▶ ABOUT THIS TASK: Go through the data underneath and copy every line exactly.
-.-.-
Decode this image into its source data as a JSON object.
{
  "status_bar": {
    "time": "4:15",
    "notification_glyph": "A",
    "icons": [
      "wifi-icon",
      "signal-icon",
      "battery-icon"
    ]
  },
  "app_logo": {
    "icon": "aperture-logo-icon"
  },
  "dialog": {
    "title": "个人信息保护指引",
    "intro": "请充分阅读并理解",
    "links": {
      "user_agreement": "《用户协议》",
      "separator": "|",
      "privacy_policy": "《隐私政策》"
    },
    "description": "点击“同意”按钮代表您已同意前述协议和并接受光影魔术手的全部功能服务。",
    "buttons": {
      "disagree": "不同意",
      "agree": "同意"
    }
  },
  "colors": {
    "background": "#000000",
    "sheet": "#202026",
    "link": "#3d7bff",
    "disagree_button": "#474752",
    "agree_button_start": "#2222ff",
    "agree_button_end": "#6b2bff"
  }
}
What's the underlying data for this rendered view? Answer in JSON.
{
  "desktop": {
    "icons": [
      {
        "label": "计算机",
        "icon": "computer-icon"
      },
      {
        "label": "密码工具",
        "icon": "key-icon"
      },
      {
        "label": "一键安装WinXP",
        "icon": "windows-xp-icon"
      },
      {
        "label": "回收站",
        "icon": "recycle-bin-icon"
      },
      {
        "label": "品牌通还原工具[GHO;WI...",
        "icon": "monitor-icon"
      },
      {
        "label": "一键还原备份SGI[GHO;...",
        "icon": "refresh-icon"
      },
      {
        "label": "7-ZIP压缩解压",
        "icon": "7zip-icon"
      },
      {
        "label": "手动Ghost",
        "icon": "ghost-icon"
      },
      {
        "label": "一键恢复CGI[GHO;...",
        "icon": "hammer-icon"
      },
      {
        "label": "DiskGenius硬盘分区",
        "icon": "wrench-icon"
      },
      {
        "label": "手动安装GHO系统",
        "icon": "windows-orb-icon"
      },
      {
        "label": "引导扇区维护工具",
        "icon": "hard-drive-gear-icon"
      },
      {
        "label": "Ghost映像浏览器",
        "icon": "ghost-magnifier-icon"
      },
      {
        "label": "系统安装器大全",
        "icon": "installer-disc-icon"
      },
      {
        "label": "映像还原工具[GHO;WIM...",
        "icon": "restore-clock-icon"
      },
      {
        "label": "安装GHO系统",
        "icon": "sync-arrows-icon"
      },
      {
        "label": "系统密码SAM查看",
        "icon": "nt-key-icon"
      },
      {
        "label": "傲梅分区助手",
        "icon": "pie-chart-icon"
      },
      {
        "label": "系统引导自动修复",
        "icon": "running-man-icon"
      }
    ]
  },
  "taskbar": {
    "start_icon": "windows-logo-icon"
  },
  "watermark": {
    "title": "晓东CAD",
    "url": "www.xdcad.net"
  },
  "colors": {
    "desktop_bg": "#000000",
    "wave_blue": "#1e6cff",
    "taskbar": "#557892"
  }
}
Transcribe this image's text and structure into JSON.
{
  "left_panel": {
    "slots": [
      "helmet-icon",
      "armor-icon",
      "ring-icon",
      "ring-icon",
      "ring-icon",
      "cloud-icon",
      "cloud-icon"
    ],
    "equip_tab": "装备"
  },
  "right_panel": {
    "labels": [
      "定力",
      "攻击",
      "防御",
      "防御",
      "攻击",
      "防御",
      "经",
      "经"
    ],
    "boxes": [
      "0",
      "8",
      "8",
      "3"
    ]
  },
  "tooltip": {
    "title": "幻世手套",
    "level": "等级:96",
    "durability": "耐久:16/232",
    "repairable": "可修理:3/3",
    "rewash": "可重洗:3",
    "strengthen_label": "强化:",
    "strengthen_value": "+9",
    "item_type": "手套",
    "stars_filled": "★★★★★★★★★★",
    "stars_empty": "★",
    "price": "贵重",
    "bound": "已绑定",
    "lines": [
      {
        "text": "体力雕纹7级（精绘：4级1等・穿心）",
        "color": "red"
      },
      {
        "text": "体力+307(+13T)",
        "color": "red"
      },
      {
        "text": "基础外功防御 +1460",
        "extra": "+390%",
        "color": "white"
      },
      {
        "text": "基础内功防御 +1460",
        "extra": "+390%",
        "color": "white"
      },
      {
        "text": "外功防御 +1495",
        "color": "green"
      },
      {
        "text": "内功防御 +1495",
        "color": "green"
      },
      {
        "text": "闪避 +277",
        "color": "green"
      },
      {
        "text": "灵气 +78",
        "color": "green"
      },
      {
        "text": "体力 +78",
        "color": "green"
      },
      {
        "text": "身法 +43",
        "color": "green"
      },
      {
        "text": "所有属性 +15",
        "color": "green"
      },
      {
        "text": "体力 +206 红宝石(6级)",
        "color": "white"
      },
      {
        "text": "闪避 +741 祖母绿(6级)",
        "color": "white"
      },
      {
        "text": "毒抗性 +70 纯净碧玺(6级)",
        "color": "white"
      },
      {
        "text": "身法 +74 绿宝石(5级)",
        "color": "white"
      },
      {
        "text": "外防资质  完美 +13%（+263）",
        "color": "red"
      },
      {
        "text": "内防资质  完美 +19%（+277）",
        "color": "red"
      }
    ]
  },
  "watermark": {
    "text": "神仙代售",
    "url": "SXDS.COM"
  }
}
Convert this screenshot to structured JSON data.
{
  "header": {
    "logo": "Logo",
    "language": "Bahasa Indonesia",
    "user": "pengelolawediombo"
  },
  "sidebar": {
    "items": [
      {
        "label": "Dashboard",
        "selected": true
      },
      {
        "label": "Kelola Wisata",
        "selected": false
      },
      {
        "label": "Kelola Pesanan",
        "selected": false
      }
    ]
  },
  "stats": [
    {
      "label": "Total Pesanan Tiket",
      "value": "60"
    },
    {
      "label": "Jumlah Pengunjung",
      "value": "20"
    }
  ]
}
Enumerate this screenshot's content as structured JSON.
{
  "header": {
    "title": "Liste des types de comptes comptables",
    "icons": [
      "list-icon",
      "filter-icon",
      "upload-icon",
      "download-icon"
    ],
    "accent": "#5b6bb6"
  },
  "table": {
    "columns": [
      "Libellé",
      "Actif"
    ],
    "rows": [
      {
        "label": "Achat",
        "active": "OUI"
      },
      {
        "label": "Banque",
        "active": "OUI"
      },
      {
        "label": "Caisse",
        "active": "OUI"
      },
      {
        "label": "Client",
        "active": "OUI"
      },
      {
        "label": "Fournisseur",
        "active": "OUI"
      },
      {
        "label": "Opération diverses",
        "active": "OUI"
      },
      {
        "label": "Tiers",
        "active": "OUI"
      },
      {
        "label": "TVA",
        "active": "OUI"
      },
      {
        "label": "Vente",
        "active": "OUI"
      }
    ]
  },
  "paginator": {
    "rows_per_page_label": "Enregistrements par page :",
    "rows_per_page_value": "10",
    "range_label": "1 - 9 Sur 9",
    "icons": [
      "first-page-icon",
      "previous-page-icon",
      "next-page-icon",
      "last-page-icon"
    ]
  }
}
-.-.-
▶ TASK ANSWER:
Decode this image into its source data as a JSON object.
{
  "status_bar": {
    "time": "4:15",
    "notification_glyph": "A",
    "icons": [
      "wifi-icon",
      "signal-icon",
      "battery-icon"
    ]
  },
  "app_logo": {
    "icon": "aperture-logo-icon"
  },
  "dialog": {
    "title": "个人信息保护指引",
    "intro": "请充分阅读并理解",
    "links": {
      "user_agreement": "《用户协议》",
      "separator": "|",
      "privacy_policy": "《隐私政策》"
    },
    "description": "点击“同意”按钮代表您已同意前述协议和并接受光影魔术手的全部功能服务。",
    "buttons": {
      "disagree": "不同意",
      "agree": "同意"
    }
  },
  "colors": {
    "background": "#000000",
    "sheet": "#202026",
    "link": "#3d7bff",
    "disagree_button": "#474752",
    "agree_button_start": "#2222ff",
    "agree_button_end": "#6b2bff"
  }
}
What's the underlying data for this rendered view? Answer in JSON.
{
  "desktop": {
    "icons": [
      {
        "label": "计算机",
        "icon": "computer-icon"
      },
      {
        "label": "密码工具",
        "icon": "key-icon"
      },
      {
        "label": "一键安装WinXP",
        "icon": "windows-xp-icon"
      },
      {
        "label": "回收站",
        "icon": "recycle-bin-icon"
      },
      {
        "label": "品牌通还原工具[GHO;WI...",
        "icon": "monitor-icon"
      },
      {
        "label": "一键还原备份SGI[GHO;...",
        "icon": "refresh-icon"
      },
      {
        "label": "7-ZIP压缩解压",
        "icon": "7zip-icon"
      },
      {
        "label": "手动Ghost",
        "icon": "ghost-icon"
      },
      {
        "label": "一键恢复CGI[GHO;...",
        "icon": "hammer-icon"
      },
      {
        "label": "DiskGenius硬盘分区",
        "icon": "wrench-icon"
      },
      {
        "label": "手动安装GHO系统",
        "icon": "windows-orb-icon"
      },
      {
        "label": "引导扇区维护工具",
        "icon": "hard-drive-gear-icon"
      },
      {
        "label": "Ghost映像浏览器",
        "icon": "ghost-magnifier-icon"
      },
      {
        "label": "系统安装器大全",
        "icon": "installer-disc-icon"
      },
      {
        "label": "映像还原工具[GHO;WIM...",
        "icon": "restore-clock-icon"
      },
      {
        "label": "安装GHO系统",
        "icon": "sync-arrows-icon"
      },
      {
        "label": "系统密码SAM查看",
        "icon": "nt-key-icon"
      },
      {
        "label": "傲梅分区助手",
        "icon": "pie-chart-icon"
      },
      {
        "label": "系统引导自动修复",
        "icon": "running-man-icon"
      }
    ]
  },
  "taskbar": {
    "start_icon": "windows-logo-icon"
  },
  "watermark": {
    "title": "晓东CAD",
    "url": "www.xdcad.net"
  },
  "colors": {
    "desktop_bg": "#000000",
    "wave_blue": "#1e6cff",
    "taskbar": "#557892"
  }
}
Transcribe this image's text and structure into JSON.
{
  "left_panel": {
    "slots": [
      "helmet-icon",
      "armor-icon",
      "ring-icon",
      "ring-icon",
      "ring-icon",
      "cloud-icon",
      "cloud-icon"
    ],
    "equip_tab": "装备"
  },
  "right_panel": {
    "labels": [
      "定力",
      "攻击",
      "防御",
      "防御",
      "攻击",
      "防御",
      "经",
      "经"
    ],
    "boxes": [
      "0",
      "8",
      "8",
      "3"
    ]
  },
  "tooltip": {
    "title": "幻世手套",
    "level": "等级:96",
    "durability": "耐久:16/232",
    "repairable": "可修理:3/3",
    "rewash": "可重洗:3",
    "strengthen_label": "强化:",
    "strengthen_value": "+9",
    "item_type": "手套",
    "stars_filled": "★★★★★★★★★★",
    "stars_empty": "★",
    "price": "贵重",
    "bound": "已绑定",
    "lines": [
      {
        "text": "体力雕纹7级（精绘：4级1等・穿心）",
        "color": "red"
      },
      {
        "text": "体力+307(+13T)",
        "color": "red"
      },
      {
        "text": "基础外功防御 +1460",
        "extra": "+390%",
        "color": "white"
      },
      {
        "text": "基础内功防御 +1460",
        "extra": "+390%",
        "color": "white"
      },
      {
        "text": "外功防御 +1495",
        "color": "green"
      },
      {
        "text": "内功防御 +1495",
        "color": "green"
      },
      {
        "text": "闪避 +277",
        "color": "green"
      },
      {
        "text": "灵气 +78",
        "color": "green"
      },
      {
        "text": "体力 +78",
        "color": "green"
      },
      {
        "text": "身法 +43",
        "color": "green"
      },
      {
        "text": "所有属性 +15",
        "color": "green"
      },
      {
        "text": "体力 +206 红宝石(6级)",
        "color": "white"
      },
      {
        "text": "闪避 +741 祖母绿(6级)",
        "color": "white"
      },
      {
        "text": "毒抗性 +70 纯净碧玺(6级)",
        "color": "white"
      },
      {
        "text": "身法 +74 绿宝石(5级)",
        "color": "white"
      },
      {
        "text": "外防资质  完美 +13%（+263）",
        "color": "red"
      },
      {
        "text": "内防资质  完美 +19%（+277）",
        "color": "red"
      }
    ]
  },
  "watermark": {
    "text": "神仙代售",
    "url": "SXDS.COM"
  }
}
Convert this screenshot to structured JSON data.
{
  "header": {
    "logo": "Logo",
    "language": "Bahasa Indonesia",
    "user": "pengelolawediombo"
  },
  "sidebar": {
    "items": [
      {
        "label": "Dashboard",
        "selected": true
      },
      {
        "label": "Kelola Wisata",
        "selected": false
      },
      {
        "label": "Kelola Pesanan",
        "selected": false
      }
    ]
  },
  "stats": [
    {
      "label": "Total Pesanan Tiket",
      "value": "60"
    },
    {
      "label": "Jumlah Pengunjung",
      "value": "20"
    }
  ]
}
Enumerate this screenshot's content as structured JSON.
{
  "header": {
    "title": "Liste des types de comptes comptables",
    "icons": [
      "list-icon",
      "filter-icon",
      "upload-icon",
      "download-icon"
    ],
    "accent": "#5b6bb6"
  },
  "table": {
    "columns": [
      "Libellé",
      "Actif"
    ],
    "rows": [
      {
        "label": "Achat",
        "active": "OUI"
      },
      {
        "label": "Banque",
        "active": "OUI"
      },
      {
        "label": "Caisse",
        "active": "OUI"
      },
      {
        "label": "Client",
        "active": "OUI"
      },
      {
        "label": "Fournisseur",
        "active": "OUI"
      },
      {
        "label": "Opération diverses",
        "active": "OUI"
      },
      {
        "label": "Tiers",
        "active": "OUI"
      },
      {
        "label": "TVA",
        "active": "OUI"
      },
      {
        "label": "Vente",
        "active": "OUI"
      }
    ]
  },
  "paginator": {
    "rows_per_page_label": "Enregistrements par page :",
    "rows_per_page_value": "10",
    "range_label": "1 - 9 Sur 9",
    "icons": [
      "first-page-icon",
      "previous-page-icon",
      "next-page-icon",
      "last-page-icon"
    ]
  }
}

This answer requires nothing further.